*ACTIVITY*: Send every record back word for word.

*RECORDS PROVIDED*:

══════════

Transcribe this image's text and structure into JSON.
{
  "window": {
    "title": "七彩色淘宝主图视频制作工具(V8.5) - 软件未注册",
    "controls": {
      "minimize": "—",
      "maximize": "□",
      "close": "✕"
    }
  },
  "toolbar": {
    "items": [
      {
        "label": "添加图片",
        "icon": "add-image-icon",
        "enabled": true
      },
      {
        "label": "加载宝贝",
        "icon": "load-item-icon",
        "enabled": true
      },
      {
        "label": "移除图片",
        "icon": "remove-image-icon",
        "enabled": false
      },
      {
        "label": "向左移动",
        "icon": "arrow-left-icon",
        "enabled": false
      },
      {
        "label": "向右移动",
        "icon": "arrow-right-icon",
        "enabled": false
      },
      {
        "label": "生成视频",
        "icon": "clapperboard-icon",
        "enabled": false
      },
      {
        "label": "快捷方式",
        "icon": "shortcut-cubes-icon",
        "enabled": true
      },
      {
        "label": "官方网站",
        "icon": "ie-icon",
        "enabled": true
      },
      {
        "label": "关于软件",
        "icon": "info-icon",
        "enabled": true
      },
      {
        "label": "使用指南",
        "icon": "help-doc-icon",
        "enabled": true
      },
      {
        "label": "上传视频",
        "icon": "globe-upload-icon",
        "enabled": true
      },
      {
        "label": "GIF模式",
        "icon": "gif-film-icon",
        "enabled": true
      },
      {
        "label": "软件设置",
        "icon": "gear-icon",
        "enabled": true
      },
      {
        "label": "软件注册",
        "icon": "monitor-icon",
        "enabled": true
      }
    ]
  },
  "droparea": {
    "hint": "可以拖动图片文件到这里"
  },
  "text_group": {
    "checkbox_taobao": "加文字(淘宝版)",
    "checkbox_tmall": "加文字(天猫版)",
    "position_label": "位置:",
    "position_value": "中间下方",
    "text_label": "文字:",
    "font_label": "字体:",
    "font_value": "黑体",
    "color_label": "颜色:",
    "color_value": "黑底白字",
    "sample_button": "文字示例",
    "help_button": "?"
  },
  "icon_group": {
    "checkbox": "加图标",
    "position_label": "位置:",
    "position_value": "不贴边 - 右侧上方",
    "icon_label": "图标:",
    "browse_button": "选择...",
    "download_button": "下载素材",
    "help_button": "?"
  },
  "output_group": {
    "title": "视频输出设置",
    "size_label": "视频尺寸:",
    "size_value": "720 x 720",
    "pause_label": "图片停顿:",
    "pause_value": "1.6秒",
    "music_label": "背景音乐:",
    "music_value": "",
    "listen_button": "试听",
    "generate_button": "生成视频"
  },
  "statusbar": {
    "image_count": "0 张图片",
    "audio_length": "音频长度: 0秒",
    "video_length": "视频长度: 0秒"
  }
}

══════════

*SOLUTION*:
Transcribe this image's text and structure into JSON.
{
  "window": {
    "title": "七彩色淘宝主图视频制作工具(V8.5) - 软件未注册",
    "controls": {
      "minimize": "—",
      "maximize": "□",
      "close": "✕"
    }
  },
  "toolbar": {
    "items": [
      {
        "label": "添加图片",
        "icon": "add-image-icon",
        "enabled": true
      },
      {
        "label": "加载宝贝",
        "icon": "load-item-icon",
        "enabled": true
      },
      {
        "label": "移除图片",
        "icon": "remove-image-icon",
        "enabled": false
      },
      {
        "label": "向左移动",
        "icon": "arrow-left-icon",
        "enabled": false
      },
      {
        "label": "向右移动",
        "icon": "arrow-right-icon",
        "enabled": false
      },
      {
        "label": "生成视频",
        "icon": "clapperboard-icon",
        "enabled": false
      },
      {
        "label": "快捷方式",
        "icon": "shortcut-cubes-icon",
        "enabled": true
      },
      {
        "label": "官方网站",
        "icon": "ie-icon",
        "enabled": true
      },
      {
        "label": "关于软件",
        "icon": "info-icon",
        "enabled": true
      },
      {
        "label": "使用指南",
        "icon": "help-doc-icon",
        "enabled": true
      },
      {
        "label": "上传视频",
        "icon": "globe-upload-icon",
        "enabled": true
      },
      {
        "label": "GIF模式",
        "icon": "gif-film-icon",
        "enabled": true
      },
      {
        "label": "软件设置",
        "icon": "gear-icon",
        "enabled": true
      },
      {
        "label": "软件注册",
        "icon": "monitor-icon",
        "enabled": true
      }
    ]
  },
  "droparea": {
    "hint": "可以拖动图片文件到这里"
  },
  "text_group": {
    "checkbox_taobao": "加文字(淘宝版)",
    "checkbox_tmall": "加文字(天猫版)",
    "position_label": "位置:",
    "position_value": "中间下方",
    "text_label": "文字:",
    "font_label": "字体:",
    "font_value": "黑体",
    "color_label": "颜色:",
    "color_value": "黑底白字",
    "sample_button": "文字示例",
    "help_button": "?"
  },
  "icon_group": {
    "checkbox": "加图标",
    "position_label": "位置:",
    "position_value": "不贴边 - 右侧上方",
    "icon_label": "图标:",
    "browse_button": "选择...",
    "download_button": "下载素材",
    "help_button": "?"
  },
  "output_group": {
    "title": "视频输出设置",
    "size_label": "视频尺寸:",
    "size_value": "720 x 720",
    "pause_label": "图片停顿:",
    "pause_value": "1.6秒",
    "music_label": "背景音乐:",
    "music_value": "",
    "listen_button": "试听",
    "generate_button": "生成视频"
  },
  "statusbar": {
    "image_count": "0 张图片",
    "audio_length": "音频长度: 0秒",
    "video_length": "视频长度: 0秒"
  }
}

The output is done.